G20: lacklustre, with many missed opportunities
As widely expected, the G20 in Seoul ended with a final communique that failed to excite or inspire (the summit statement is a long document, which always suggests that nothing much has been achieved). The ITUC welcomed the positives (a continued commitment to growth including decent jobs and social protection, development and action on climate change) but there are negatives too (a renewed focus on ‘structural reforms’ which is often code for lower benefits and fewer rights at work). The G20 committed to consultation, not just with the non-G20 countries through the UN and regional bodies, but also with civil society and unions (although the G20 Business Summit got pride of place, which sort of undermines that commitment).

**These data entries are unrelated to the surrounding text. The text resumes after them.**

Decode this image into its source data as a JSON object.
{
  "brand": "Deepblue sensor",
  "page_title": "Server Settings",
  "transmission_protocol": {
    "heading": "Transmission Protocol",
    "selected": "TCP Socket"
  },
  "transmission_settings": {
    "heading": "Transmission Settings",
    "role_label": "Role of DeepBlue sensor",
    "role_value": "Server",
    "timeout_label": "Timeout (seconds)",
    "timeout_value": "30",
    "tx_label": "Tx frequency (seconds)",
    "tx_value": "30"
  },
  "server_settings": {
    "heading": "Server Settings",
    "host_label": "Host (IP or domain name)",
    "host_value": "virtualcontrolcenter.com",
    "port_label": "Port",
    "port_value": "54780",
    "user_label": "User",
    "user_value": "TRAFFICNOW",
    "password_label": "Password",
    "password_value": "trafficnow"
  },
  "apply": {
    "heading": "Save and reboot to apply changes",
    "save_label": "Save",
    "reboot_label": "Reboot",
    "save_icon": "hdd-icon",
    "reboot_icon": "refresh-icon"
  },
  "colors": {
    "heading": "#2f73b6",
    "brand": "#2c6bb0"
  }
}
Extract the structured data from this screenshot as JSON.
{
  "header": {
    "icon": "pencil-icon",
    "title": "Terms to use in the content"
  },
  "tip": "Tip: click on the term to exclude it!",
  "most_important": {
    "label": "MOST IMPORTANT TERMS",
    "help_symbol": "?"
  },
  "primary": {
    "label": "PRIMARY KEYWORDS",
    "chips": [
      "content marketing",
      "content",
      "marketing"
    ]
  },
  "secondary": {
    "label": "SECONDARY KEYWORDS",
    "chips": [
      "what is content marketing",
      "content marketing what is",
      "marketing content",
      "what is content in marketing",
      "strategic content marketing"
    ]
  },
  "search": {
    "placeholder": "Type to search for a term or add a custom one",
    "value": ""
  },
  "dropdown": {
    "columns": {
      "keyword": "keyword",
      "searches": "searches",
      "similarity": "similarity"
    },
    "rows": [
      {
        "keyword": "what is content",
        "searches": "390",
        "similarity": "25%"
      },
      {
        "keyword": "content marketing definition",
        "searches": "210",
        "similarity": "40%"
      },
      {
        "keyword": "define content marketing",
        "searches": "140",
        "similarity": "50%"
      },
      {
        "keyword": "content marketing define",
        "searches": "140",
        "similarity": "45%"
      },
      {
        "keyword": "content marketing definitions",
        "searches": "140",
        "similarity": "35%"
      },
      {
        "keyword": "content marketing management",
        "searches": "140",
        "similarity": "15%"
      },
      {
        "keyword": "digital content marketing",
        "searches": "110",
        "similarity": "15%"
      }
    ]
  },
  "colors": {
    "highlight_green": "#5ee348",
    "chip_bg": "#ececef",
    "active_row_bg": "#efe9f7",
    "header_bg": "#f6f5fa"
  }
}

But what stands out most clearly is the missed opportunity to show leadership to get us all out of the hole we are in, with global unemployment standing at over 250 million. Leaders are still in denial, complacently claiming that the crisis is over. Maybe it is for them, but not for the currently unemployed and the poor or those likely to join their ranks. And of course no mention (yet) of financial transaction taxes, and measures to tackle the huge inequalities within countries that were the root cause of the current crisis: Never has it been more obvious that the G20 communique was written in advance of the meeting! So we are left, still, waiting for Sarko.